This is how it all began – as told by Mike Killingsworth in his own words.
Two years ago our son James gave me a copy of the book written about the re-enactment of the original Peking to Paris race that was shown in Australia on ABC television. I read it with interest and then put it aside. A month or two later James wrote to me from Singapore advising me of a company in the UK that had run two previous P-P rallies and was planning a third in 2013. He suggested we enter! I mentioned this to my darling wife and typically she said “you cannot not go! what an opportunity to do something like this with your son”.
And so the planning started. The company running the event, the Endurance Rally Association, were most helpful and gave us tons of advice. We looked for a car and decided on an EH Holden for a number of reasons, not the least being it is an Australian icon and we could paint it in Neptune Racing Team colours just like our NRT Mustang.
Not long after we purchased the EH the enormity of the project hit me, especially the car preparation.
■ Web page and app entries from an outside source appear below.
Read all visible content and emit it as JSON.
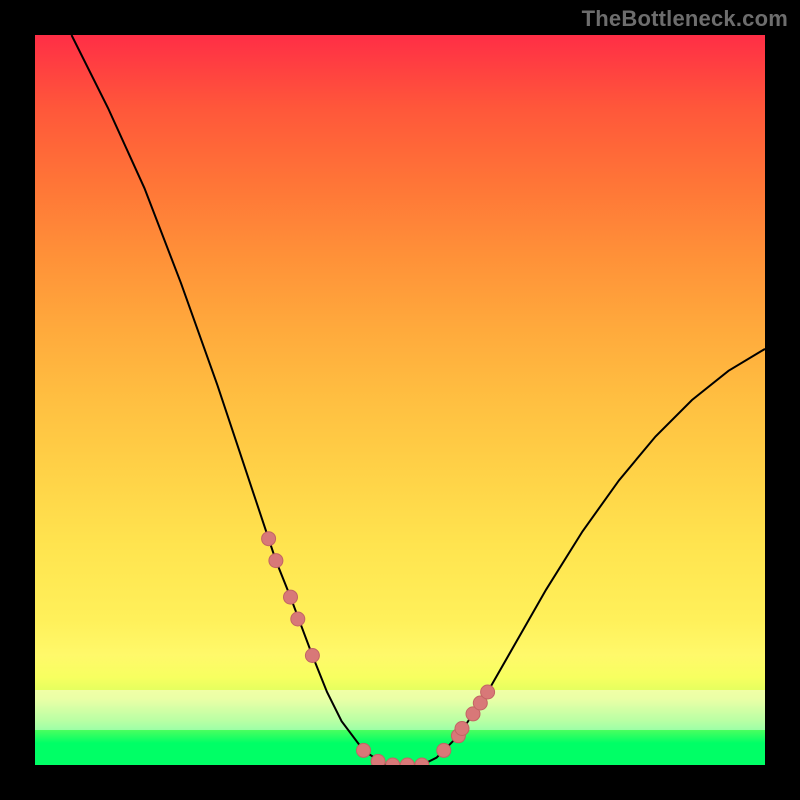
{
  "watermark": "TheBottleneck.com",
  "colors": {
    "curve": "#000000",
    "marker_fill": "#d87878",
    "marker_stroke": "#c26464",
    "pale_band": "rgba(255,255,255,0.45)"
  },
  "chart_data": {
    "type": "line",
    "title": "",
    "xlabel": "",
    "ylabel": "",
    "xlim": [
      0,
      100
    ],
    "ylim": [
      0,
      100
    ],
    "grid": false,
    "legend": false,
    "series": [
      {
        "name": "bottleneck-curve",
        "x": [
          5,
          10,
          15,
          20,
          25,
          28,
          30,
          33,
          35,
          38,
          40,
          42,
          45,
          48,
          50,
          53,
          55,
          58,
          62,
          66,
          70,
          75,
          80,
          85,
          90,
          95,
          100
        ],
        "y": [
          100,
          90,
          79,
          66,
          52,
          43,
          37,
          28,
          23,
          15,
          10,
          6,
          2,
          0,
          0,
          0,
          1,
          4,
          10,
          17,
          24,
          32,
          39,
          45,
          50,
          54,
          57
        ]
      }
    ],
    "markers": {
      "name": "highlight-points",
      "x": [
        32,
        33,
        35,
        36,
        38,
        45,
        47,
        49,
        51,
        53,
        56,
        58,
        58.5,
        60,
        61,
        62
      ],
      "y": [
        31,
        28,
        23,
        20,
        15,
        2,
        0.5,
        0,
        0,
        0,
        2,
        4,
        5,
        7,
        8.5,
        10
      ]
    }
  }
}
Despite the promise of help from a good friend who is an excellent mechanic, I was daunted by the preparation required to get the car to a satisfactory standard.
Casting around for a solution I happened on an FX Holden that had actually completed the rally in 2010, winning its class and finishing fourth overall despite a badly damaged engine. A quick trip to Sydney and the car was purchased. Shipped to our shed in Ocean Grove to start work, removing the engine and going over the rest of the car.
About this time my mechanic friend mentioned he knew of a garage in Clayton where P-P cars were being prepared. We contacted Ras Hansen and he kindly came down to Ocean Grove one evening to assess our project. Having looked at both cars his determination was that the EH was the better car. Both cars would require significant work to ensure completion of the rally, a difficult drive from Beijing across the Gobi Desert, through outer Mongolia, Siberia and the rest of Russia and into Europe. 12,247 km overall. Further the EH was a stronger car to begin with and, to James’ delight, we would be competing in “our” car rather than somebody else’s.
My mechanic friend Dave Malkin set about getting the car a RWC so we could have it registered and then stripped it to a bare rolling shell to be transported to the Vintage and Classic Garage in Clayton.
Ras Hansen has proven to be the ultimate “find”. A seriously competent engineer, he and his assistant Ryan have done all the structural work on the car which has included a new HR Holden ball joint front end with disc brakes, full roll cage stretching between the front and rear suspension, 110 litre fuel tank fitted inside the boot and a myriad of other modifications all within the rules of the rally. I am hoping to be able to say that we have the best prepared car in the rally though some I saw recently in the UK were very good!
Additionally we have been very lucky to secure the services of Erik, Clint and Cooper at Peninsula Collision Repairs for all the body work and a magnificent paint job as well as Ben Connelly from Torquay for a fully balanced “179″ to go in front of the Aussie 4 Speed gearbox. Numerous other businesses in Geelong have been helpful as well.
In January this year the car was basically completed to a driveable condition. James was able to come down from Singapore for a week to oversee the final stages. Ben Connelly wanted the engine run in on a “dyno” and this we did. Having completed that to Ben’s satisfaction we trailered the car back to our shed where Dave and Ras spent a whole Saturday ensuring that every single part and system was up to standard. Having done that, they then test drove the car before allowing James and I to drive it.
The next day was a Sunday and James had to return to Singapore on the Monday so he and I took a long, 350, km trip to Colac, Ballarat and home. I called Ras that night with a list of defects – “bugs on the windscreen” was the only one. A credit to all who had helped with the car.
The car is due to ship in mid to late March so now the concentration is on getting kilometres on it (2500 to date) and finishing off all the little things that make the difference. Time will tell.
To see a slide show of the cars development click HERE.